BD: I had a client out of Baltimore. A young kid who was fourteen years old when he was brought to me. This kid could play anything you could give him. He came through his parents and what makes these cases so interesting is when a guardian is involved the kid has more sense than the parents do. Parents are really thinking this money is gonna fall out of the sky tomorrow and have already extended themselves based on that thinking when the deal is months away. The kid was a minor and had a contract with a production company that was very onerous and looked like a form contract that said give us three years and we’ll find you a deal and of course the kid signs it. He came to me and asked what he should do and I told him do what you want to do because in the eyes of the law you’re an infant and a contract can’t be enforced against you. So he got the producers on the phone and one is gangsta and the other is a musician. So he gets on the phone like you saying this kid can get out of this contract?

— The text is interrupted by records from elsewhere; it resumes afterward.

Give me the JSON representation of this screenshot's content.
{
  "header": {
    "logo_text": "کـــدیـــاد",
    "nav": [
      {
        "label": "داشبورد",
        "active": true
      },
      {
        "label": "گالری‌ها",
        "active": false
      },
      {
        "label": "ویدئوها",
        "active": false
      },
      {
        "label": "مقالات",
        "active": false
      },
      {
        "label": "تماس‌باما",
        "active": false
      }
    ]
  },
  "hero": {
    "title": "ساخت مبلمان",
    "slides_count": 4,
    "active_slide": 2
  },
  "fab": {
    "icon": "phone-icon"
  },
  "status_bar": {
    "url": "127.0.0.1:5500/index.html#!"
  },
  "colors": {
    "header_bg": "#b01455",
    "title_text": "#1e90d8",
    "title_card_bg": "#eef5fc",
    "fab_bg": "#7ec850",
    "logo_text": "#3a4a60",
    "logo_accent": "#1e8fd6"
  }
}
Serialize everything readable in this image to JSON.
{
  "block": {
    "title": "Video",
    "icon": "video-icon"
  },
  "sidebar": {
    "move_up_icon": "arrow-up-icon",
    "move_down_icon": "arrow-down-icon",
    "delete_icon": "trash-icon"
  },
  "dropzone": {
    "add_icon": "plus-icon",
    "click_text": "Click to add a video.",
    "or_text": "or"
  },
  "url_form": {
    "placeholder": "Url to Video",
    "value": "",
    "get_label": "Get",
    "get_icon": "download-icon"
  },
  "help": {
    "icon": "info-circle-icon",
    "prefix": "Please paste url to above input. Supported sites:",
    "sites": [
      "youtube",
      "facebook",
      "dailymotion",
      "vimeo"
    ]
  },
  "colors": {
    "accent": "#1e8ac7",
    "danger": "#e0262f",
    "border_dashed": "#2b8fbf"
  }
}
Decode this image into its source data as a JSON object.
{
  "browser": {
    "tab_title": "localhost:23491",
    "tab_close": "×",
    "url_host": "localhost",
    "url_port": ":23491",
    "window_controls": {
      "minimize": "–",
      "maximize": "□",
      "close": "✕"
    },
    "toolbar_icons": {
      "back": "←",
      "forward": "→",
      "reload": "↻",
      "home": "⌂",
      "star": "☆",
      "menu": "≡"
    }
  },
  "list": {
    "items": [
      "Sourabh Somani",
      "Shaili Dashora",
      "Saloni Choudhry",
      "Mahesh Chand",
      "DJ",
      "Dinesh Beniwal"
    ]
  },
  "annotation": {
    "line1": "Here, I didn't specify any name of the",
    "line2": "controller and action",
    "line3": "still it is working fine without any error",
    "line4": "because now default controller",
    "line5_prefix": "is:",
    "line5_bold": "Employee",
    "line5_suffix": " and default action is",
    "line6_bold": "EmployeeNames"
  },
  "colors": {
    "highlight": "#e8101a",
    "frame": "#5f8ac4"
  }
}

I’m coming to see you dude. So I gave him the address and directions. Then he was like well I’m saying I got this contract and his mother’s signature is on it. I said that’s great but what you should have gotten is a lawyer that would have told you a minor can’t even have a contract even with the parents signature. And because his talent is of a peculiarly nature his mother cannot fulfill the contract for him which means it’s a one of a kind contract.
Children have to go through a judicial process to bind themselves to a contract. What happens is you are supposed to take the kid to court where the judge asks if he understands what he is signing and that he will be bound by this contact and then the kid signs with the parent there. However, in New York it is not even bound there because the language is so complicated they can’t even make a ruling on it. Dealing with that was so interesting because you had so many things at play and so many people who had endeared themselves to the kid.